■ **EXERCISE DESCRIPTION**
Report only the number of lines that contain the string "transgender" in the records below.

Stored dataset items:
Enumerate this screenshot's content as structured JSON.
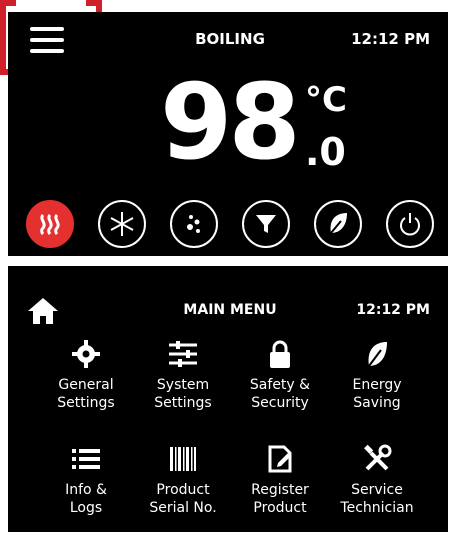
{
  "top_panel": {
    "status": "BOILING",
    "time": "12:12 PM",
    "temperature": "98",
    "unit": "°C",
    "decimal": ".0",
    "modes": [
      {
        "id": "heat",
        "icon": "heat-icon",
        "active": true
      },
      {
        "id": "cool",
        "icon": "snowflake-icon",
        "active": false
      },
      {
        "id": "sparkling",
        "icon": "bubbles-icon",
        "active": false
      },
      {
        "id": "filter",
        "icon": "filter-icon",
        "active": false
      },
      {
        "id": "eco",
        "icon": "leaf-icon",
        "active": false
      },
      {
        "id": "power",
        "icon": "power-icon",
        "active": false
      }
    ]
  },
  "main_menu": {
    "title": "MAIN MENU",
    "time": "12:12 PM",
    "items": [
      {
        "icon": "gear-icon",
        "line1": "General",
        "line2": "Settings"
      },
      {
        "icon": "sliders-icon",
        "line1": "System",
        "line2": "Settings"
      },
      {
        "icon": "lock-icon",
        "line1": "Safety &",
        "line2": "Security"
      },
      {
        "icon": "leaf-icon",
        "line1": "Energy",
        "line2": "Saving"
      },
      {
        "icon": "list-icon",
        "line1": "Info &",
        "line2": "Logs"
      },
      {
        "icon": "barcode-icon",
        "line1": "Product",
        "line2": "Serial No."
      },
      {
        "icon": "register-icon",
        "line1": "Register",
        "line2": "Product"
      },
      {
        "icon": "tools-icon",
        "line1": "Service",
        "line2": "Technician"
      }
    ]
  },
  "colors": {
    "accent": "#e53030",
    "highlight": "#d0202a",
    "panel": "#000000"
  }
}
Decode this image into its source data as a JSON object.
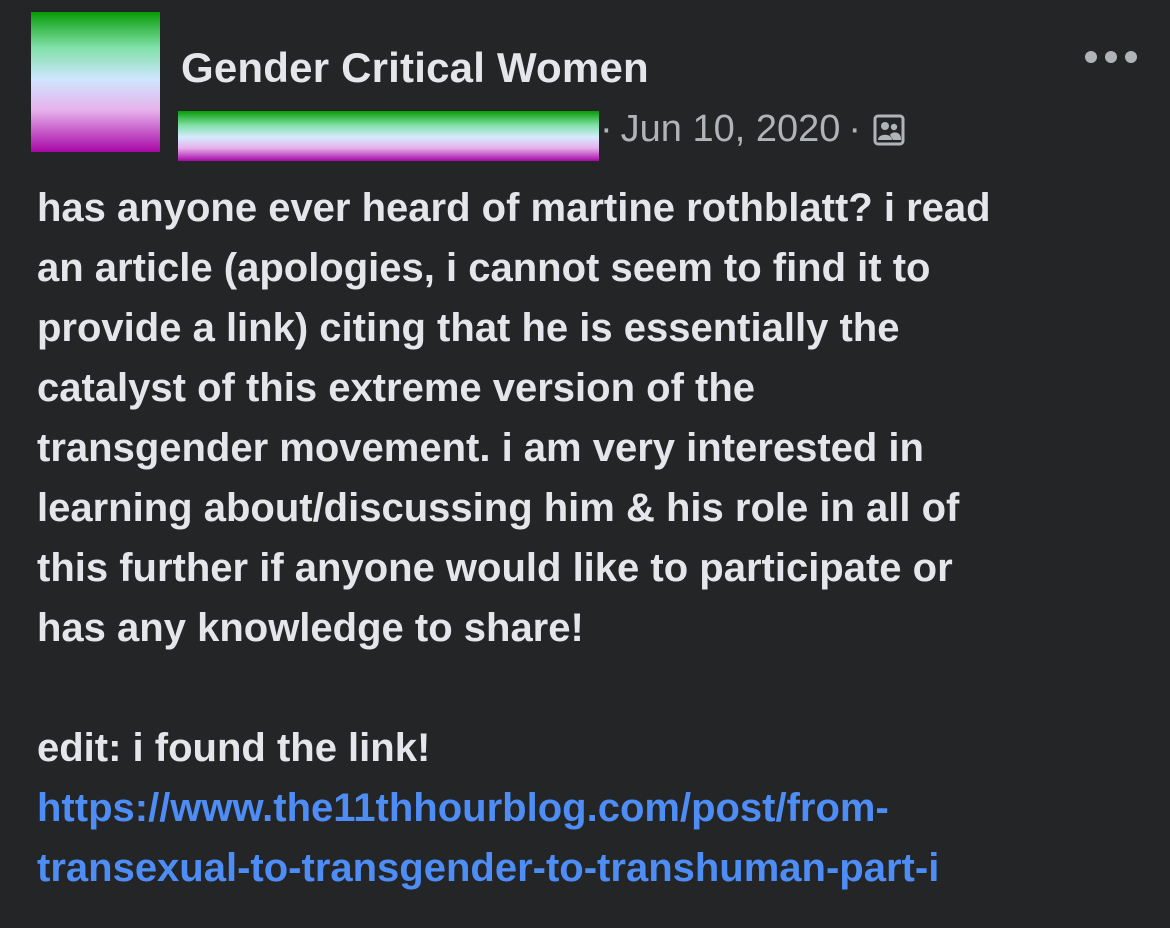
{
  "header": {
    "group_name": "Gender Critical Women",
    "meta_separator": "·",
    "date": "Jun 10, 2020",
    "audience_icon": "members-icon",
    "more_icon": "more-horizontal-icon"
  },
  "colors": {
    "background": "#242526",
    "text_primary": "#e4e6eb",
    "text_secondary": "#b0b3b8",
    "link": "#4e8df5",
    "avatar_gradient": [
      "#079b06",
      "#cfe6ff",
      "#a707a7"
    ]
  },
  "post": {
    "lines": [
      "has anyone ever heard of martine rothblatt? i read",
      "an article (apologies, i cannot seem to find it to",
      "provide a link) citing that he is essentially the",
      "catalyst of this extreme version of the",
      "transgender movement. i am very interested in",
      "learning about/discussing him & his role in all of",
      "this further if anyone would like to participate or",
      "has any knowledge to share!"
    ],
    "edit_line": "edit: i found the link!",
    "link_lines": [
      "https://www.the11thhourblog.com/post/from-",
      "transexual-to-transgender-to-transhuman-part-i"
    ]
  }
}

■ **ANSWER BELOW**
2